Systemic Tacrolimus (FK 506) Is Effective for the Treatment of Psoriasis in a Double-blind, Placebo-Controlled Study: The European FK 506 Multicentre Psoriasis Study Group

Arch Dermatol. 1996;132(4):419-423. doi:10.1001/archderm.1996.03890280081011

Background and Design:  Fifty patients with severe recalcitrant plaque-type psoriasis were randomized to receive treatment with either oral tacrolimus (FK 506) (n=27) or placebo (n=23) for 9 weeks. The two treatment groups were comparable with respect to baseline demographic data. The initial dose was 0.05 mg/kg per day and, in cases of insufficient efficacy, could be increased to 0.10 and 0.15 mg/kg per day at the end of weeks 3 and 6, respectively. Treatment efficacy was based on the percentage reduction in the Psoriasis Area and Severity Index compared with baseline data. Patients were defined as responding to therapy if the percentage change in the Psoriasis Area and Severity Index from baseline after 3, 6, and 9 weeks was 20% or greater, 45% or greater, and 70% or greater, respectively. Safety was assessed on the basis of all adverse events reported.

Results:  At the end of week 9, tacrolimus-treated patients had a significantly greater reduction in the Psoriasis Area and Severity Index than did placebo-treated patients (tacrolimus, —83; placebo, —47; P<.02). Similar numbers of patients in both groups responded to therapy at the end of week 3, but at the end of weeks 6 and 9, more tacrolimus-treated patients responded to therapy (week 6, 12 tacrolimus- and six placebo-treated patients; week 9, 12 tacrolimus- and three placebo-treated patients). Diarrhea, paresthesia, and insomnia were the most frequently reported causally related adverse events in the tacrolimus-treated group. All of the reported adverse events were mild or moderate in severity, and all resolved without a change in study medication.

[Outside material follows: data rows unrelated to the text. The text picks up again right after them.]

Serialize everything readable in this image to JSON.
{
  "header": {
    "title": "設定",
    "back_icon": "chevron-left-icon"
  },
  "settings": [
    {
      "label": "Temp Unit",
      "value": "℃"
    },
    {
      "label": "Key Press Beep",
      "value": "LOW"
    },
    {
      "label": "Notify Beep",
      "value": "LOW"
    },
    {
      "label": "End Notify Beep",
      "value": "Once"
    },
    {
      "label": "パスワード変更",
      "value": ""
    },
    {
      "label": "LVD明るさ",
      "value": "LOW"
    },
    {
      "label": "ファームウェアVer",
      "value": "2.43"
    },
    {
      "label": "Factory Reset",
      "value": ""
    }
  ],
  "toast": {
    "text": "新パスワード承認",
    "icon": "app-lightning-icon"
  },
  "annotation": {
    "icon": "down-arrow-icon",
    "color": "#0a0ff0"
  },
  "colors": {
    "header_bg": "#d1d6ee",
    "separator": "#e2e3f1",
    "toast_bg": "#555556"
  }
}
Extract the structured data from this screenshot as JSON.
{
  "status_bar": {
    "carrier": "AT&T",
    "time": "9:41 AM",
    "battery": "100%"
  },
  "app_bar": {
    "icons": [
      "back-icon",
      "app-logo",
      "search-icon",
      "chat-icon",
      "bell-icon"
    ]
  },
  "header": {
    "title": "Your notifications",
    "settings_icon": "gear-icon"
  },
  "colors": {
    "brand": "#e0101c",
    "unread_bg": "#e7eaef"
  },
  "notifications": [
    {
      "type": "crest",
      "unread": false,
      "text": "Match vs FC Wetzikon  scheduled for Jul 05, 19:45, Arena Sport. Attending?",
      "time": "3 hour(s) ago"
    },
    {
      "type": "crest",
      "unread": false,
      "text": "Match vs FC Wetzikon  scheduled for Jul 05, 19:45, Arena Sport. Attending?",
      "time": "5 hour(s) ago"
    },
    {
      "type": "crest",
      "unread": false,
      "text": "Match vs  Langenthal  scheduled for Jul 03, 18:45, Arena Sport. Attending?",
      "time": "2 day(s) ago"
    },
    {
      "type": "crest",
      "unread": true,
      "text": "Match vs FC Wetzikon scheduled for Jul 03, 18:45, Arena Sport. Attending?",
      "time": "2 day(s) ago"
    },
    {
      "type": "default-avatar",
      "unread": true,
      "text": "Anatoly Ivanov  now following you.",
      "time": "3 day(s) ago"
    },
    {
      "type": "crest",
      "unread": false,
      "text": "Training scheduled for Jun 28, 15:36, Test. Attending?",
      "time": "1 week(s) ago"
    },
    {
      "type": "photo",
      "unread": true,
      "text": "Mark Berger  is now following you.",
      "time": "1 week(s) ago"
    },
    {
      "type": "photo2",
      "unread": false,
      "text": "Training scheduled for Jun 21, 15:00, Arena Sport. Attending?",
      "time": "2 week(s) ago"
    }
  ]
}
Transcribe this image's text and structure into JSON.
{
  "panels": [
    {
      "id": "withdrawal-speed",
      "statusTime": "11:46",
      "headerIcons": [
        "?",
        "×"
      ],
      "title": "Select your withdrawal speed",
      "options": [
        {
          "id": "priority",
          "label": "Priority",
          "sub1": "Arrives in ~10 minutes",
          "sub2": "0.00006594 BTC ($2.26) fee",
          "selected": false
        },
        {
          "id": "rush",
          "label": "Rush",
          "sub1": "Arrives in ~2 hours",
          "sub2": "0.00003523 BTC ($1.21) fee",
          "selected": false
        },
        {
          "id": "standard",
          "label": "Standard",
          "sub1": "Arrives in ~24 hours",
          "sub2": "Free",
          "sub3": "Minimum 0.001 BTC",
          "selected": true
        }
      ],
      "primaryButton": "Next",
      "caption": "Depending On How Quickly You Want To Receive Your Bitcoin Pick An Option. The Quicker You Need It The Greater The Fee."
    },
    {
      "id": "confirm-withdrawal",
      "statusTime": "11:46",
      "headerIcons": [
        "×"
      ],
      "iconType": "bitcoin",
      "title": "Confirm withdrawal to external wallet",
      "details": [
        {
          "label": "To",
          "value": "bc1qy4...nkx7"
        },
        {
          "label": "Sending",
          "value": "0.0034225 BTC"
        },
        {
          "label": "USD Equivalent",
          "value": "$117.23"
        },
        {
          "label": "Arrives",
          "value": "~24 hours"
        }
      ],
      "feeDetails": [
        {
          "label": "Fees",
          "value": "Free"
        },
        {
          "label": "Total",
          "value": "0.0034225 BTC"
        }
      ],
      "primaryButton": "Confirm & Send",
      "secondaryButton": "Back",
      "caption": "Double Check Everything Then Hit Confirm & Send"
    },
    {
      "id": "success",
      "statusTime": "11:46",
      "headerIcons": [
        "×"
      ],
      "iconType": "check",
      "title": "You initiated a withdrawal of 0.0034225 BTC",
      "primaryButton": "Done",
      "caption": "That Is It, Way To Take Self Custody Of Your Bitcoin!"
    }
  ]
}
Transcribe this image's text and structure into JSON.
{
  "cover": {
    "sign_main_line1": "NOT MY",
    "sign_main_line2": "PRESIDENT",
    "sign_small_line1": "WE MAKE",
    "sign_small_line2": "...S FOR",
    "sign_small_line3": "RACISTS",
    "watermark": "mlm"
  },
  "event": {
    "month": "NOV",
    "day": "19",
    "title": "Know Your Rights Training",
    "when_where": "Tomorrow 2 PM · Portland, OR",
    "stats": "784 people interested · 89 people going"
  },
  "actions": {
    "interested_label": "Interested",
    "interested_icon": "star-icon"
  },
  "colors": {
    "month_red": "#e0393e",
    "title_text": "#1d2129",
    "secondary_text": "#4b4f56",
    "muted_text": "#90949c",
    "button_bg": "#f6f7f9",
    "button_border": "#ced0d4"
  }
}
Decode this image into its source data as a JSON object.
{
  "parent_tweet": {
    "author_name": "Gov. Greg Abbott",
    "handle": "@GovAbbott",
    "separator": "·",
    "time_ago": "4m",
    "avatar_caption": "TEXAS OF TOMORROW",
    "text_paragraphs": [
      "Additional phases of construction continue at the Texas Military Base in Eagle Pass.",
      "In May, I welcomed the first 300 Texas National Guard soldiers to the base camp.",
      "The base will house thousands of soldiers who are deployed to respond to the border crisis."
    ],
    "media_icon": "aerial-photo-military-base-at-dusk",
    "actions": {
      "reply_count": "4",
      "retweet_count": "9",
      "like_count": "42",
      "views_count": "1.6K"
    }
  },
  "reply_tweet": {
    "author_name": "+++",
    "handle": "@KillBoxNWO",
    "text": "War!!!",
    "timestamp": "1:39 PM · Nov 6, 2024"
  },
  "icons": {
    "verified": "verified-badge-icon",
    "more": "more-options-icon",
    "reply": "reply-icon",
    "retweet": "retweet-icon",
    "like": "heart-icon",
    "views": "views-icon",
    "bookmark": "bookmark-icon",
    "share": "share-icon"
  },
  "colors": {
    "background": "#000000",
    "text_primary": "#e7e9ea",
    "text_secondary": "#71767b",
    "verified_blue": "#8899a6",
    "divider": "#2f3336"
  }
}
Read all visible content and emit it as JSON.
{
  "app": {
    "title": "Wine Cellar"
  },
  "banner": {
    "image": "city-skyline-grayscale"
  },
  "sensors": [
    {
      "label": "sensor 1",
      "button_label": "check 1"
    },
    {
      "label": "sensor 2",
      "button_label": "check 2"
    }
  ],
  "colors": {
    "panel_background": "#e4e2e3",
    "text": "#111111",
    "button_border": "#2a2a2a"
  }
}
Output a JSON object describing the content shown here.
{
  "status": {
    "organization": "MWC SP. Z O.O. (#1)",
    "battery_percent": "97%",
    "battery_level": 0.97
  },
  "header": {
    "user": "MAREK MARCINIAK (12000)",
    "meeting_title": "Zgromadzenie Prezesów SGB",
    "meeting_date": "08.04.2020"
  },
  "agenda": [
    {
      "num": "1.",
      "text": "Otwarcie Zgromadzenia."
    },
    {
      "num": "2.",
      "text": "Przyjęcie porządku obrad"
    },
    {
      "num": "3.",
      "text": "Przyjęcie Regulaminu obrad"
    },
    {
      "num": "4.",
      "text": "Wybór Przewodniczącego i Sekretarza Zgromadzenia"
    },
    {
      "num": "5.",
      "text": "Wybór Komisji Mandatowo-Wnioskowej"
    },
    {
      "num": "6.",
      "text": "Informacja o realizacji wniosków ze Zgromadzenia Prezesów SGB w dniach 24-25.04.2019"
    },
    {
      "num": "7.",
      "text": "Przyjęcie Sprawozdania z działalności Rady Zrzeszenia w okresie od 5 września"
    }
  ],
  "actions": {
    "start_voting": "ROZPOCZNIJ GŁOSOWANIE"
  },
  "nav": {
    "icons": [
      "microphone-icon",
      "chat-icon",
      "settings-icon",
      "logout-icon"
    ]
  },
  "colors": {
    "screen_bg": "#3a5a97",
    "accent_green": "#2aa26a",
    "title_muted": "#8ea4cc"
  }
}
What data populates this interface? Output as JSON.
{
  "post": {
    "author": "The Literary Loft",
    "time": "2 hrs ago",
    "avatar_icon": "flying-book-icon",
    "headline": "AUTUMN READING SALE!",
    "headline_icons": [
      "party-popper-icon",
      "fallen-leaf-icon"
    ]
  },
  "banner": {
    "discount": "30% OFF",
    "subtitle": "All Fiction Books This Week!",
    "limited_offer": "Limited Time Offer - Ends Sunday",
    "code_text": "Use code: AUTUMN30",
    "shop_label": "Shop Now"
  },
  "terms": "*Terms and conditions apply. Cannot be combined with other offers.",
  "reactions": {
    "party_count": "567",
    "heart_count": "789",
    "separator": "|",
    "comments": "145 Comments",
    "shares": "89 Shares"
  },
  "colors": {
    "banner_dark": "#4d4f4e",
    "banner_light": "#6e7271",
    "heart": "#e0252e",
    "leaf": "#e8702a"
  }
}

Conclusion:  Compared with placebo, tacrolimus is efficacious in the treatment of recalcitrant plaque-type psoriasis.(Arch Dermatol. 1996;132:419-423)